This lack of designation for inland waters matters. Firstly, there is no monitoring of bacteria or provision of information to help swimmers avoid pollution (though there are some ways to tell where to avoid and Is It Clean?). Secondly, there is not the same pressure on water companies and others to reduce pollution. Thirdly, although outdoor swimming is now widely accepted and celebrated, the lack of designated inland sites perhaps reflects a lingering cultural and institutional nervousness about encouraging swimming in fresh water. Designation shows an official recognition of somewhere as a suitable swimming spot.

family and river swimmer Imogen Radford

What next?

In view of the benefits of Bathing Water designation, many are welcoming the successful application to designate the UK’s first river Bathing Water on the River Wharfe at Ilkley in Yorkshire. On 22 December 2020 this became the first designated bathing site river in the UK, with water quality monitoring to begin in May 2021. The Ilkley Clean River Campaign worked hard to put together the bid, including counting the numbers of people paddling and swimming in the river over summer 2019 to prove that it is sufficiently popular to be designated, and doing citizen testing to refine the details of their bid. They had the support of local councils and other organisations, as well as popular support locally – all important factors in such a campaign.

The Environment Agency has welcomed increased public interest as it could boost efforts to improve water quality, though stressed that this will need funding to enable proper monitoring of the water and improved quality.

Swimmers need to consider many factors before setting up campaigns to get bathing water designation for local swim spots.

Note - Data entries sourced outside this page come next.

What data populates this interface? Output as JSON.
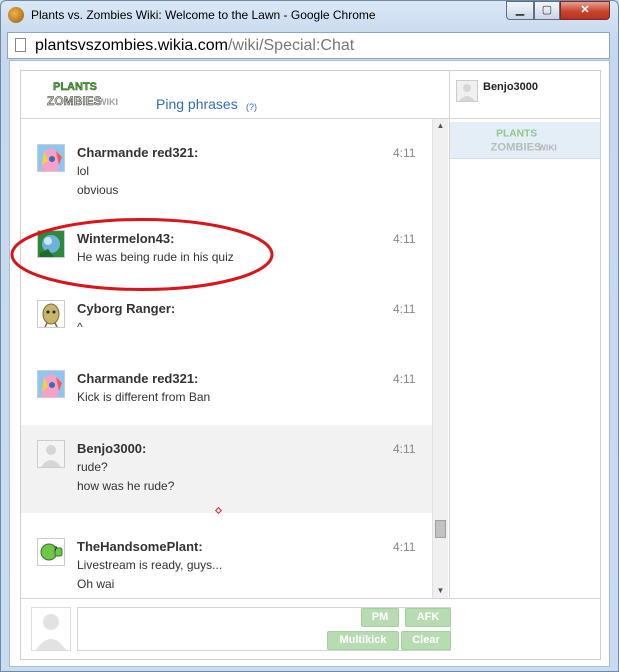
{
  "window": {
    "title": "Plants vs. Zombies Wiki: Welcome to the Lawn - Google Chrome"
  },
  "address": {
    "domain": "plantsvszombies.wikia.com",
    "path": "/wiki/Special:Chat"
  },
  "header": {
    "logo": {
      "line1": "PLANTS",
      "line2": "ZOMBIES",
      "line3": "WIKI"
    },
    "ping_label": "Ping phrases",
    "ping_help": "(?)",
    "current_user": "Benjo3000"
  },
  "messages": [
    {
      "user": "Charmande red321:",
      "time": "4:11",
      "lines": [
        "lol",
        "obvious"
      ],
      "avatar": "pony-avatar"
    },
    {
      "user": "Wintermelon43:",
      "time": "4:11",
      "lines": [
        "He was being rude in his quiz"
      ],
      "avatar": "wintermelon-avatar"
    },
    {
      "user": "Cyborg Ranger:",
      "time": "4:11",
      "lines": [
        "^"
      ],
      "avatar": "potato-avatar"
    },
    {
      "user": "Charmande red321:",
      "time": "4:11",
      "lines": [
        "Kick is different from Ban"
      ],
      "avatar": "pony-avatar"
    },
    {
      "user": "Benjo3000:",
      "time": "4:11",
      "lines": [
        "rude?",
        "how was he rude?"
      ],
      "avatar": "default-avatar"
    },
    {
      "user": "TheHandsomePlant:",
      "time": "4:11",
      "lines": [
        "Livestream is ready, guys...",
        "Oh wai"
      ],
      "avatar": "peashooter-avatar"
    }
  ],
  "controls": {
    "pm": "PM",
    "afk": "AFK",
    "multikick": "Multikick",
    "clear": "Clear"
  },
  "colors": {
    "link": "#2f6db5",
    "button": "#b7dcb2",
    "annotation": "#d9141b",
    "self_row": "#f2f2f2"
  }
}
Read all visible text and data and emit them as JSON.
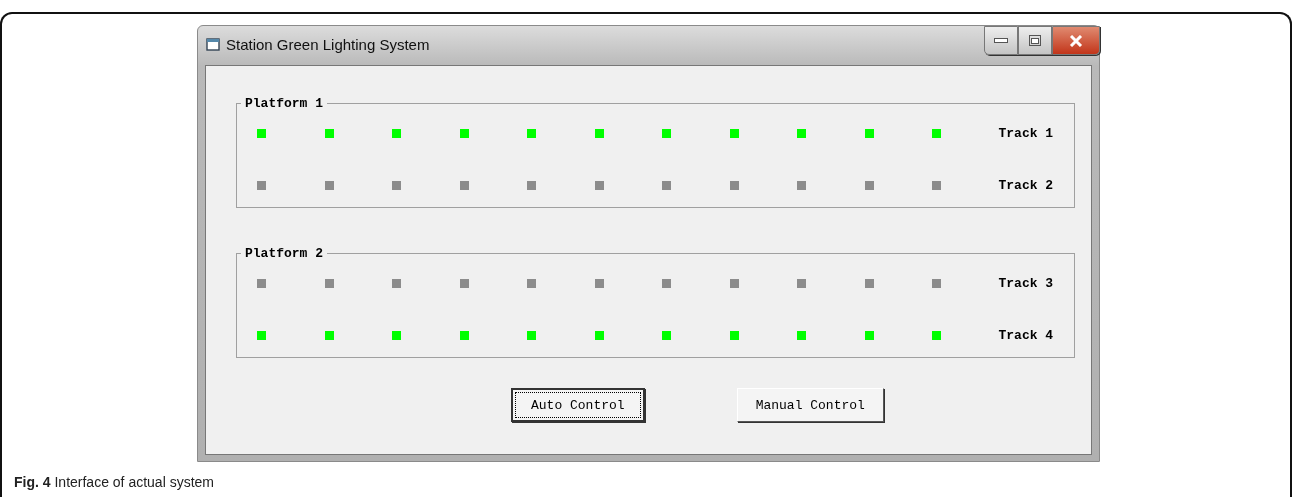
{
  "window": {
    "title": "Station Green Lighting System"
  },
  "platforms": [
    {
      "title": "Platform 1",
      "tracks": [
        {
          "label": "Track 1",
          "lamps": [
            true,
            true,
            true,
            true,
            true,
            true,
            true,
            true,
            true,
            true,
            true
          ]
        },
        {
          "label": "Track 2",
          "lamps": [
            false,
            false,
            false,
            false,
            false,
            false,
            false,
            false,
            false,
            false,
            false
          ]
        }
      ]
    },
    {
      "title": "Platform 2",
      "tracks": [
        {
          "label": "Track 3",
          "lamps": [
            false,
            false,
            false,
            false,
            false,
            false,
            false,
            false,
            false,
            false,
            false
          ]
        },
        {
          "label": "Track 4",
          "lamps": [
            true,
            true,
            true,
            true,
            true,
            true,
            true,
            true,
            true,
            true,
            true
          ]
        }
      ]
    }
  ],
  "buttons": [
    {
      "label": "Auto Control",
      "focused": true
    },
    {
      "label": "Manual Control",
      "focused": false
    }
  ],
  "caption": "**Fig. 4** Interface of actual system"
}
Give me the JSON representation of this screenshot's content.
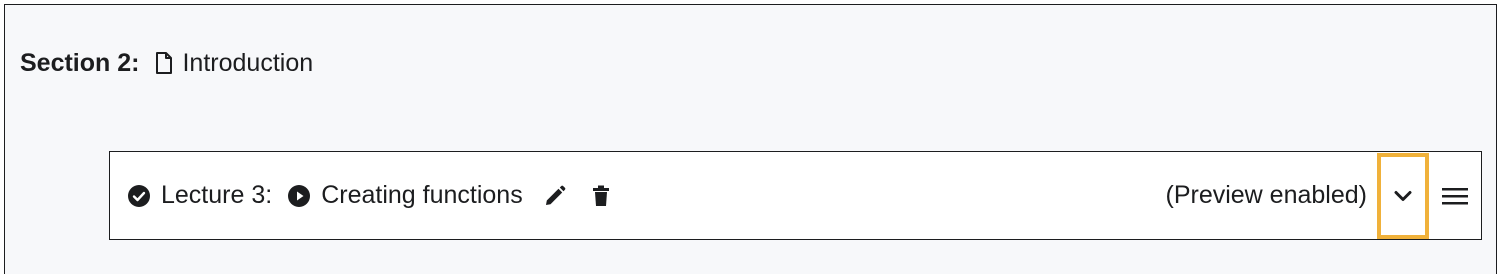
{
  "section": {
    "label": "Section 2:",
    "title": "Introduction",
    "icon": "file-icon"
  },
  "lecture": {
    "label": "Lecture 3:",
    "title": "Creating functions",
    "preview_status": "(Preview enabled)",
    "icons": [
      "check-circle-icon",
      "play-circle-icon",
      "pencil-icon",
      "trash-icon",
      "chevron-down-icon",
      "hamburger-menu-icon"
    ]
  },
  "colors": {
    "section_background": "#f7f8fa",
    "text": "#1c1d1f",
    "focus_outline": "#f0b13a"
  }
}
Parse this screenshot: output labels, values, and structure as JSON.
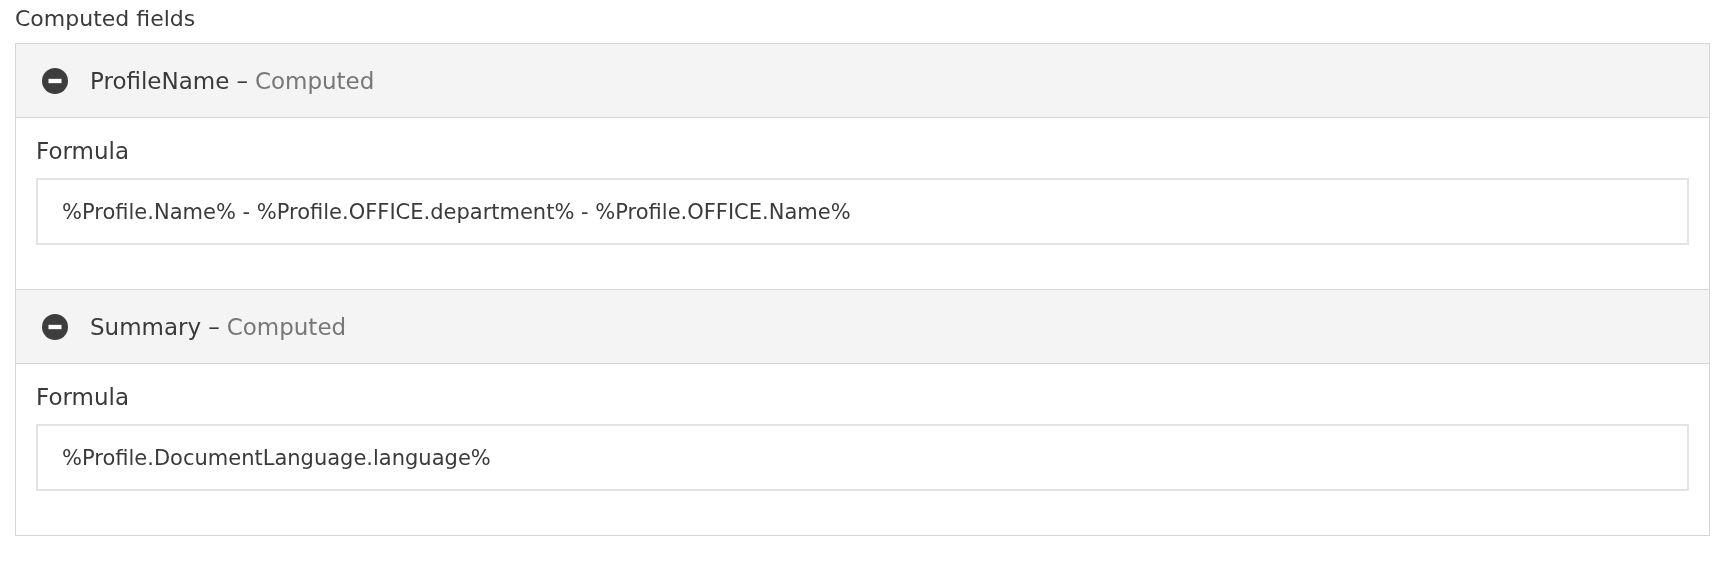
{
  "title": "Computed fields",
  "fields": [
    {
      "name": "ProfileName",
      "separator": "–",
      "type": "Computed",
      "expanded": true,
      "formula_label": "Formula",
      "formula": "%Profile.Name% - %Profile.OFFICE.department% - %Profile.OFFICE.Name%"
    },
    {
      "name": "Summary",
      "separator": "–",
      "type": "Computed",
      "expanded": true,
      "formula_label": "Formula",
      "formula": "%Profile.DocumentLanguage.language%"
    }
  ]
}
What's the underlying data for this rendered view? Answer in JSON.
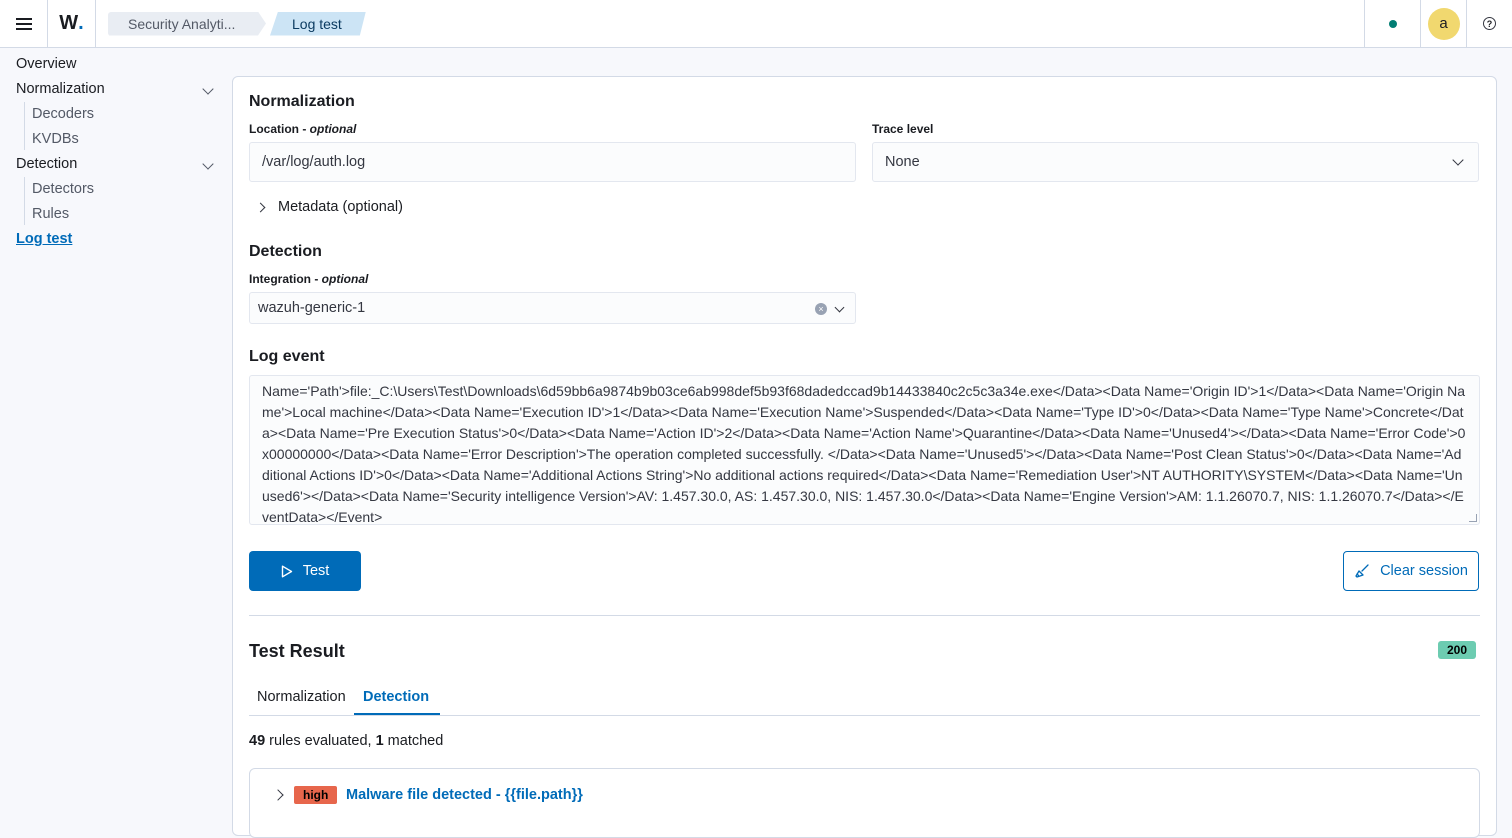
{
  "header": {
    "logo_letter": "W",
    "logo_dot": ".",
    "breadcrumbs": [
      "Security Analyti...",
      "Log test"
    ],
    "avatar_initial": "a",
    "help_glyph": "?"
  },
  "sidebar": {
    "items": [
      {
        "label": "Overview"
      },
      {
        "label": "Normalization"
      },
      {
        "label": "Decoders"
      },
      {
        "label": "KVDBs"
      },
      {
        "label": "Detection"
      },
      {
        "label": "Detectors"
      },
      {
        "label": "Rules"
      },
      {
        "label": "Log test"
      }
    ]
  },
  "normalization": {
    "title": "Normalization",
    "location_label": "Location",
    "location_optional": "optional",
    "location_value": "/var/log/auth.log",
    "trace_label": "Trace level",
    "trace_value": "None",
    "metadata_toggle": "Metadata (optional)"
  },
  "detection": {
    "title": "Detection",
    "integration_label": "Integration",
    "integration_optional": "optional",
    "integration_value": "wazuh-generic-1"
  },
  "log_event": {
    "title": "Log event",
    "text": "Name='Path'>file:_C:\\Users\\Test\\Downloads\\6d59bb6a9874b9b03ce6ab998def5b93f68dadedccad9b14433840c2c5c3a34e.exe</Data><Data Name='Origin ID'>1</Data><Data Name='Origin Name'>Local machine</Data><Data Name='Execution ID'>1</Data><Data Name='Execution Name'>Suspended</Data><Data Name='Type ID'>0</Data><Data Name='Type Name'>Concrete</Data><Data Name='Pre Execution Status'>0</Data><Data Name='Action ID'>2</Data><Data Name='Action Name'>Quarantine</Data><Data Name='Unused4'></Data><Data Name='Error Code'>0x00000000</Data><Data Name='Error Description'>The operation completed successfully. </Data><Data Name='Unused5'></Data><Data Name='Post Clean Status'>0</Data><Data Name='Additional Actions ID'>0</Data><Data Name='Additional Actions String'>No additional actions required</Data><Data Name='Remediation User'>NT AUTHORITY\\SYSTEM</Data><Data Name='Unused6'></Data><Data Name='Security intelligence Version'>AV: 1.457.30.0, AS: 1.457.30.0, NIS: 1.457.30.0</Data><Data Name='Engine Version'>AM: 1.1.26070.7, NIS: 1.1.26070.7</Data></EventData></Event>"
  },
  "actions": {
    "test_label": "Test",
    "clear_label": "Clear session"
  },
  "result": {
    "title": "Test Result",
    "status_code": "200",
    "tabs": [
      "Normalization",
      "Detection"
    ],
    "rules_evaluated": "49",
    "rules_evaluated_text": " rules evaluated, ",
    "matched": "1",
    "matched_text": " matched",
    "rule": {
      "severity": "high",
      "title": "Malware file detected - {{file.path}}"
    }
  },
  "colors": {
    "primary": "#006bb8",
    "success": "#6dccb1",
    "high_severity": "#e7664c",
    "status_dot": "#017d73",
    "avatar": "#f1d86f"
  }
}
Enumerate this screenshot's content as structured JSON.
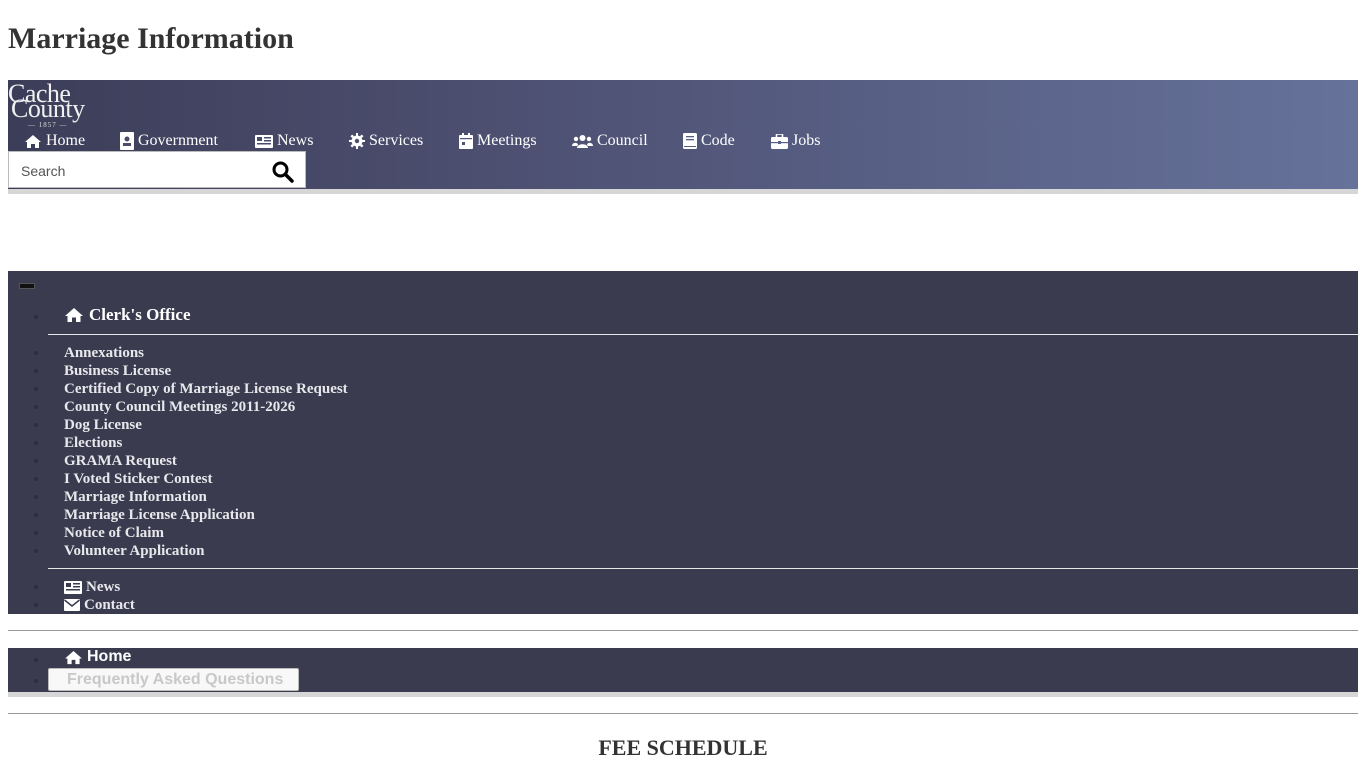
{
  "page": {
    "title": "Marriage Information"
  },
  "logo": {
    "line1": "Cache",
    "line2": "County",
    "year": "— 1857 —"
  },
  "nav": {
    "items": [
      {
        "label": "Home",
        "icon": "home-icon"
      },
      {
        "label": "Government",
        "icon": "id-card-icon"
      },
      {
        "label": "News",
        "icon": "newspaper-icon"
      },
      {
        "label": "Services",
        "icon": "gear-icon"
      },
      {
        "label": "Meetings",
        "icon": "calendar-icon"
      },
      {
        "label": "Council",
        "icon": "users-icon"
      },
      {
        "label": "Code",
        "icon": "book-icon"
      },
      {
        "label": "Jobs",
        "icon": "briefcase-icon"
      }
    ],
    "gradient_start": "#3c3d58",
    "gradient_end": "#66729a"
  },
  "search": {
    "placeholder": "Search",
    "icon": "search-icon"
  },
  "side_menu": {
    "panel_color": "#3a3b4f",
    "office_title": "Clerk's Office",
    "links": [
      "Annexations",
      "Business License",
      "Certified Copy of Marriage License Request",
      "County Council Meetings 2011-2026",
      "Dog License",
      "Elections",
      "GRAMA Request",
      "I Voted Sticker Contest",
      "Marriage Information",
      "Marriage License Application",
      "Notice of Claim",
      "Volunteer Application"
    ],
    "footer_links": [
      {
        "label": "News",
        "icon": "newspaper-icon"
      },
      {
        "label": "Contact",
        "icon": "envelope-icon"
      }
    ]
  },
  "breadcrumb": {
    "home_label": "Home",
    "faq_label": "Frequently Asked Questions"
  },
  "content": {
    "heading": "FEE SCHEDULE"
  }
}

As for the future, it is unclear whether there will be changes after Brexit to Bathing Water designations and monitoring (and to other related environmental standards under the Water Framework Directive), and whether, without pressure from Europe, water quality continues to improve or whether we return to being the “dirty man of Europe”.

February 2020


Rosy Eaton, updated Imogen Radford